- EXTRACTED MATERIAL
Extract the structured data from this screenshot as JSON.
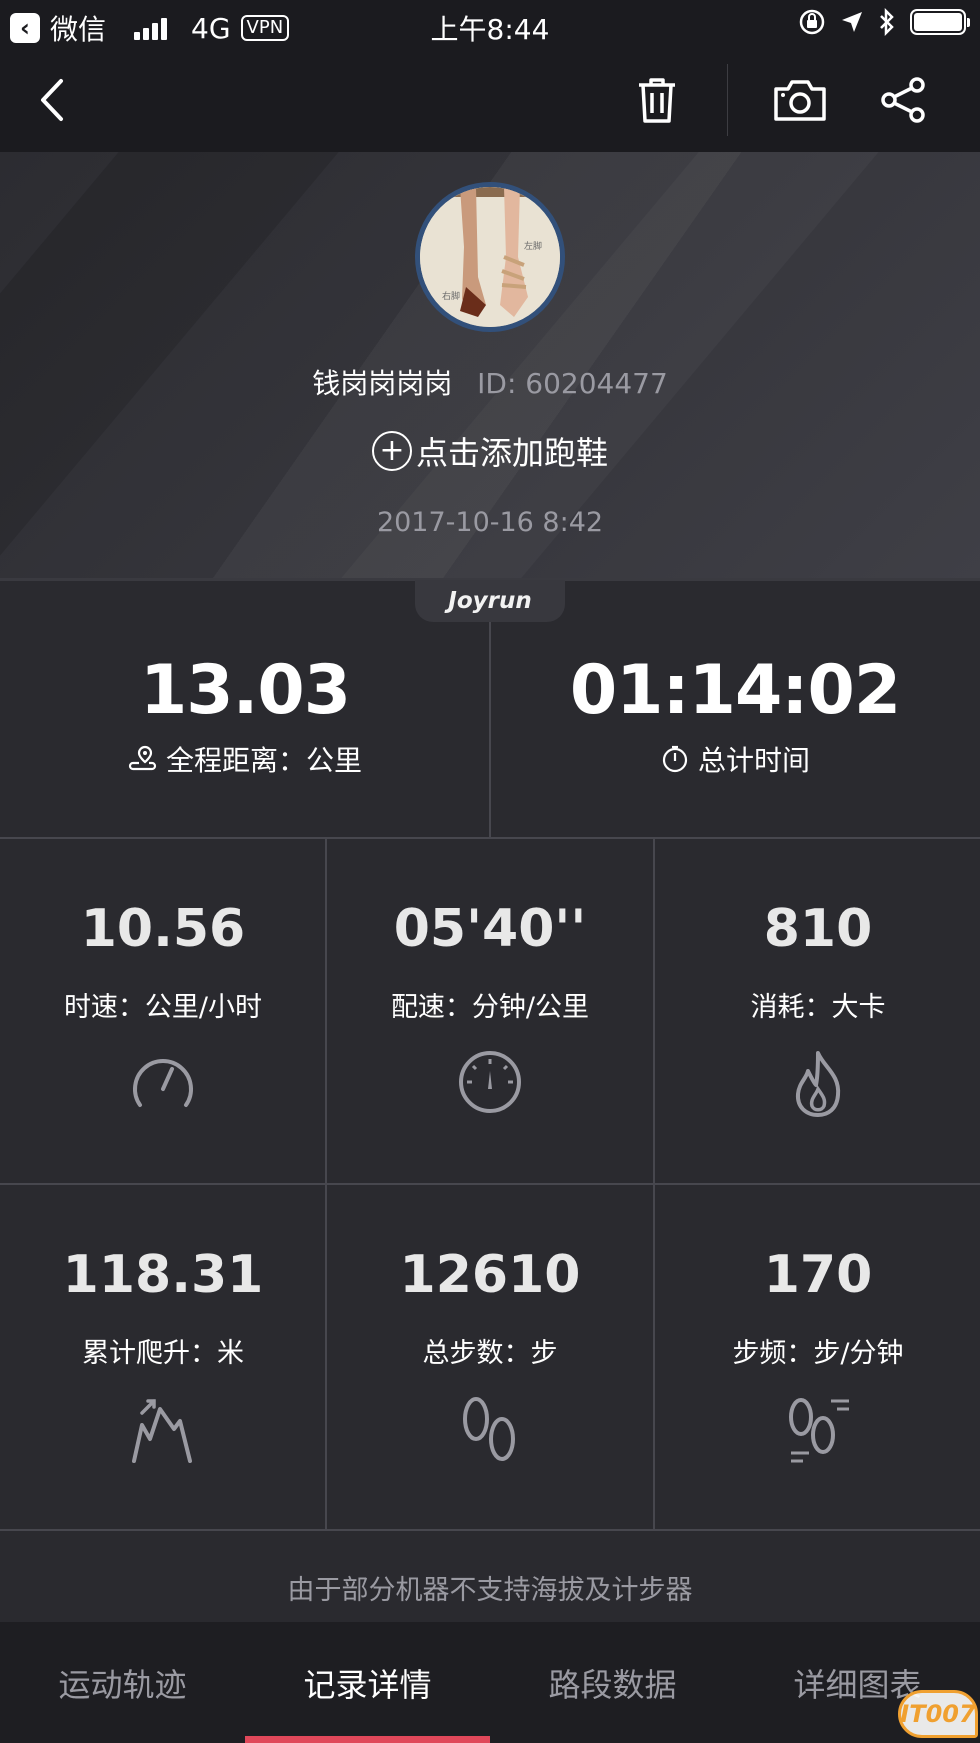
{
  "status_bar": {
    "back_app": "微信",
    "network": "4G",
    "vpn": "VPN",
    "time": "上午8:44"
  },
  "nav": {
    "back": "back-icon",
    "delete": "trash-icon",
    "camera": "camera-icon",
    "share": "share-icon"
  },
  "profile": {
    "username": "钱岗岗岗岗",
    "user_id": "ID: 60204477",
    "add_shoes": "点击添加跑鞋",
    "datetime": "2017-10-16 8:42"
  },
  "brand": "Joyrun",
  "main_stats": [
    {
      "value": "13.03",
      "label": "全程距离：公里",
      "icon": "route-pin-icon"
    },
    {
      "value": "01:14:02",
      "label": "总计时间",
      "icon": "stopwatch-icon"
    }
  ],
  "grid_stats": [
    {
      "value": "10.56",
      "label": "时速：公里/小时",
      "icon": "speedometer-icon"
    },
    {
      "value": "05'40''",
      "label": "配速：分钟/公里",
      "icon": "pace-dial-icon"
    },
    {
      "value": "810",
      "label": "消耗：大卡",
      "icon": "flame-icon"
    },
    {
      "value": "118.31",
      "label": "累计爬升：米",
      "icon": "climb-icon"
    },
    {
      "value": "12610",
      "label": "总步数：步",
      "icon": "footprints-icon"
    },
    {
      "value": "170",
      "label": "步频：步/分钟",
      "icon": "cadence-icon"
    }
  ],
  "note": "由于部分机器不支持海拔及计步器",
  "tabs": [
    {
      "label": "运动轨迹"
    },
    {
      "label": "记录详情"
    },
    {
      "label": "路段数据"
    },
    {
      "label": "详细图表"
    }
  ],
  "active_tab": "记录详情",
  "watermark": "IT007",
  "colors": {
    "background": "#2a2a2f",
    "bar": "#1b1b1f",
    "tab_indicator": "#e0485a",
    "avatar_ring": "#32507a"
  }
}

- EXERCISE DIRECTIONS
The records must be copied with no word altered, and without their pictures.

- ANSWER TO THE PROBLEM
Extract the structured data from this screenshot as JSON.
{
  "status_bar": {
    "back_app": "微信",
    "network": "4G",
    "vpn": "VPN",
    "time": "上午8:44"
  },
  "nav": {
    "back": "back-icon",
    "delete": "trash-icon",
    "camera": "camera-icon",
    "share": "share-icon"
  },
  "profile": {
    "username": "钱岗岗岗岗",
    "user_id": "ID: 60204477",
    "add_shoes": "点击添加跑鞋",
    "datetime": "2017-10-16 8:42"
  },
  "brand": "Joyrun",
  "main_stats": [
    {
      "value": "13.03",
      "label": "全程距离：公里",
      "icon": "route-pin-icon"
    },
    {
      "value": "01:14:02",
      "label": "总计时间",
      "icon": "stopwatch-icon"
    }
  ],
  "grid_stats": [
    {
      "value": "10.56",
      "label": "时速：公里/小时",
      "icon": "speedometer-icon"
    },
    {
      "value": "05'40''",
      "label": "配速：分钟/公里",
      "icon": "pace-dial-icon"
    },
    {
      "value": "810",
      "label": "消耗：大卡",
      "icon": "flame-icon"
    },
    {
      "value": "118.31",
      "label": "累计爬升：米",
      "icon": "climb-icon"
    },
    {
      "value": "12610",
      "label": "总步数：步",
      "icon": "footprints-icon"
    },
    {
      "value": "170",
      "label": "步频：步/分钟",
      "icon": "cadence-icon"
    }
  ],
  "note": "由于部分机器不支持海拔及计步器",
  "tabs": [
    {
      "label": "运动轨迹"
    },
    {
      "label": "记录详情"
    },
    {
      "label": "路段数据"
    },
    {
      "label": "详细图表"
    }
  ],
  "active_tab": "记录详情",
  "watermark": "IT007",
  "colors": {
    "background": "#2a2a2f",
    "bar": "#1b1b1f",
    "tab_indicator": "#e0485a",
    "avatar_ring": "#32507a"
  }
}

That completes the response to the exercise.